___ RECORDS TO PROCESS ___
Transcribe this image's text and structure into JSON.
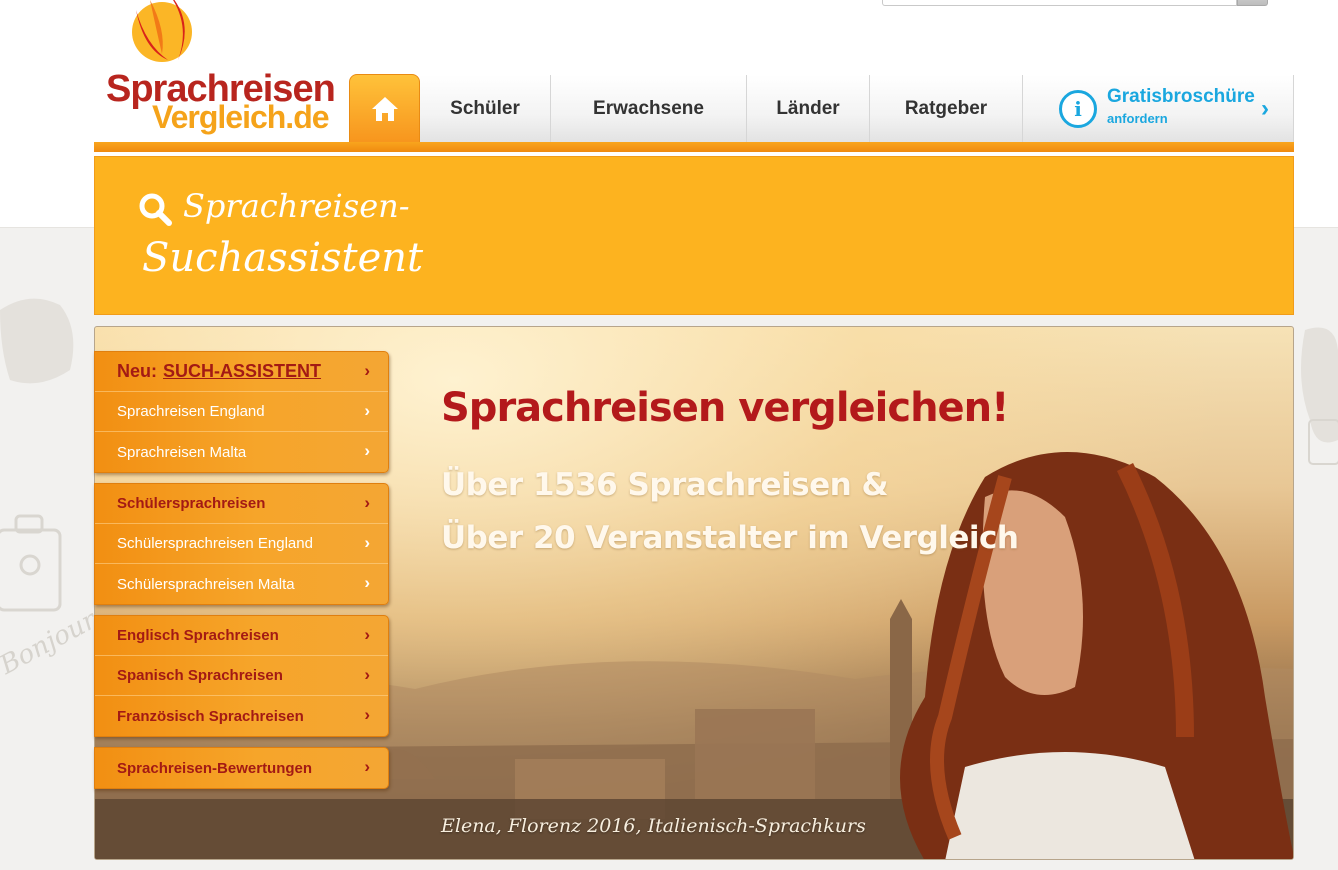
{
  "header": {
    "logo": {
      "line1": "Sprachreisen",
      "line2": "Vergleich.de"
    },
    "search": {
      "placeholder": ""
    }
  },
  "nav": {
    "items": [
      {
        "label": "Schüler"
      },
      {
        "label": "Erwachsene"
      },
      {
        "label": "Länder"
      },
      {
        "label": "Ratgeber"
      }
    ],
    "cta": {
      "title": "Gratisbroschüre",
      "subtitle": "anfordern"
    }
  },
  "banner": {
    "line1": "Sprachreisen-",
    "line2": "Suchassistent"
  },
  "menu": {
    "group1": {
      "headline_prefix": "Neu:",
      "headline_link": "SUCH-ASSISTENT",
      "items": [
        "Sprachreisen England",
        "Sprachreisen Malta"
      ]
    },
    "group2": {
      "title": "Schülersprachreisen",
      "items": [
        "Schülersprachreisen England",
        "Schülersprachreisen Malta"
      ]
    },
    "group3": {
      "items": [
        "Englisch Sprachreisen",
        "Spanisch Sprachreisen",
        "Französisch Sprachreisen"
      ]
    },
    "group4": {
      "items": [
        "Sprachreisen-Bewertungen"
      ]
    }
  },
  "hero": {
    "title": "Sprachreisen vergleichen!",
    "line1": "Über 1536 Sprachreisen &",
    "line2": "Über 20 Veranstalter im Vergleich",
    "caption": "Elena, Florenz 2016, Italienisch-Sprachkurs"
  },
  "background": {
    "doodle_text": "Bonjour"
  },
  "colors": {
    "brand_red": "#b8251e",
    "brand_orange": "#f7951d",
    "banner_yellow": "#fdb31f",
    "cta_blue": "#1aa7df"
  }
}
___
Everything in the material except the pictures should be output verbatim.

> [FINISHED EXERCISE]:
Transcribe this image's text and structure into JSON.
{
  "header": {
    "logo": {
      "line1": "Sprachreisen",
      "line2": "Vergleich.de"
    },
    "search": {
      "placeholder": ""
    }
  },
  "nav": {
    "items": [
      {
        "label": "Schüler"
      },
      {
        "label": "Erwachsene"
      },
      {
        "label": "Länder"
      },
      {
        "label": "Ratgeber"
      }
    ],
    "cta": {
      "title": "Gratisbroschüre",
      "subtitle": "anfordern"
    }
  },
  "banner": {
    "line1": "Sprachreisen-",
    "line2": "Suchassistent"
  },
  "menu": {
    "group1": {
      "headline_prefix": "Neu:",
      "headline_link": "SUCH-ASSISTENT",
      "items": [
        "Sprachreisen England",
        "Sprachreisen Malta"
      ]
    },
    "group2": {
      "title": "Schülersprachreisen",
      "items": [
        "Schülersprachreisen England",
        "Schülersprachreisen Malta"
      ]
    },
    "group3": {
      "items": [
        "Englisch Sprachreisen",
        "Spanisch Sprachreisen",
        "Französisch Sprachreisen"
      ]
    },
    "group4": {
      "items": [
        "Sprachreisen-Bewertungen"
      ]
    }
  },
  "hero": {
    "title": "Sprachreisen vergleichen!",
    "line1": "Über 1536 Sprachreisen &",
    "line2": "Über 20 Veranstalter im Vergleich",
    "caption": "Elena, Florenz 2016, Italienisch-Sprachkurs"
  },
  "background": {
    "doodle_text": "Bonjour"
  },
  "colors": {
    "brand_red": "#b8251e",
    "brand_orange": "#f7951d",
    "banner_yellow": "#fdb31f",
    "cta_blue": "#1aa7df"
  }
}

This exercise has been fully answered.